Following the English Reformation, the Ecclesiastical Licences Act 1533, s.3 gave the Archbishop, or "hys commissarie", power to issue "suche licences dispensacions composicions faculties delegacies rescriptes instrumentes or wrytynges have byn accustomed to be had, at the See of Rome". This included the power to appoint notaries in the ecclesiastical courts and the office of commissarie developed into that of the Master of the Faculties.[9]

The Master was formerly the principal officer of the Court of Faculties, one of the ecclesiastical courts, and also had the power, under the 1533 Act to:[citation needed]

List of Masters of the Faculties[edit]

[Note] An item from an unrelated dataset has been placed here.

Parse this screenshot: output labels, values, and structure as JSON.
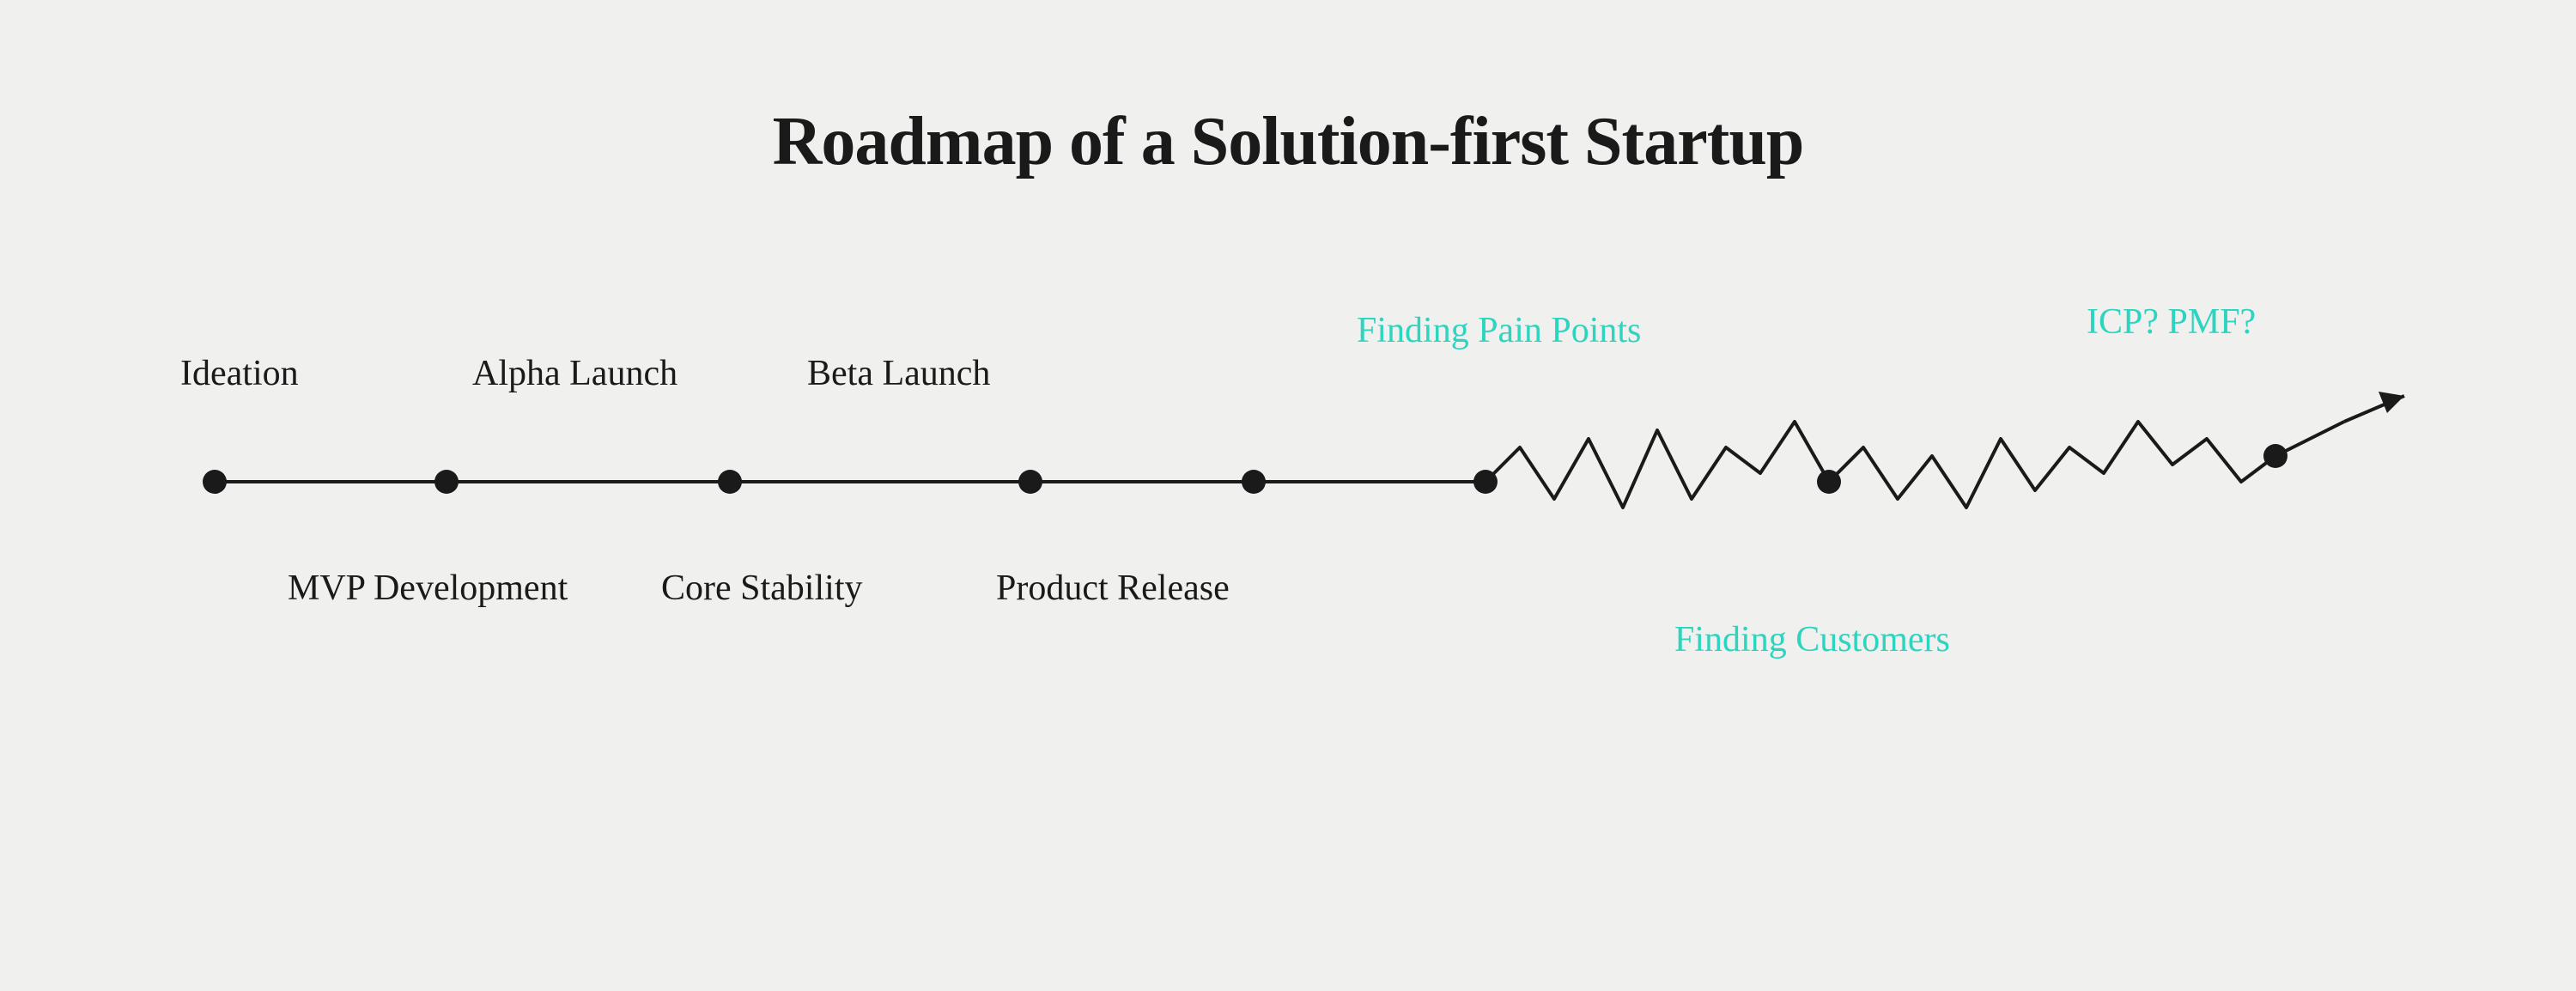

  1. ^ Halsbury 1273
  2. ^ Coke, E. Institutes of the Lawes of England 4 337
  3. ^ Burn, R. The Ecclesiastical Law, 4th ed., 2
  4. ^ Public Notaries Act 1801 41 Geo. 3 UK c. 79
  5. ^ 6 & 7 Vict. c. 90
  6. ^ "Courts and Legal Services Act 1990, section 57". Retrieved 23 June 2021.
  7. ^ a b "What is a Notary? - Functions". The Notaries Society. Retrieved 22 June 2021.
  8. ^ "Explanatory Notes to Legal Services Act 2007". Office of Public Sector Information. 2007. Archived from the original on 3 August 2008. Retrieved 3 March 2008.
  9. ^ a b "About the Faculty Office". The Faculty Office. 2007. Archived from the original on 21 March 2008. Retrieved 4 March 2008.
  10. ^ "Welcome to the New Zealand Society of Notaries". Society of Notaries of New Zealand. Retrieved 6 July 2021.
  11. ^ "What is the Notary Public?". The Society of Notaries of Queensland Inc. Retrieved 6 July 2021.
  12. ^ "Paman, Henry" . Dictionary of National Biography. London: Smith, Elder & Co. 1885–1900.
  13. ^ "John Nicholl". Dictionary of Welsh Biography. 1959. Retrieved 23 June 2021.
  14. ^ "Congratulations to Charles George QC". Faculty Office. 20 April 2021. Retrieved 6 July 2021.
  15. ^ "Our People – The Master". Faculty Office. Retrieved 6 July 2021.


  • Ayliffe, J. Parergon juris canonici anglicani: or, A commentary, by way of supplement to the canons and constitutions of the Church of England 384
  • Brooks, C. W.; et al. (1991). Notaries Public in England and Wales since the Reformation. Norwich: Erskine Press.
  • Cheney, C. R. (1972). Notaries Public in England in the Thirteenth and Fourteenth Centuries. Oxford: Oxford University Press. p. 4. ISBN 0-19-822352-8.
  • Lord Mackay of Clashfern (ed.) (1997) Halsbury's Laws of England, 4th ed. Vol.14, "Ecclesiastical Law", 1273
  • — 4th ed. reissue Vol.33 "Notaries", 702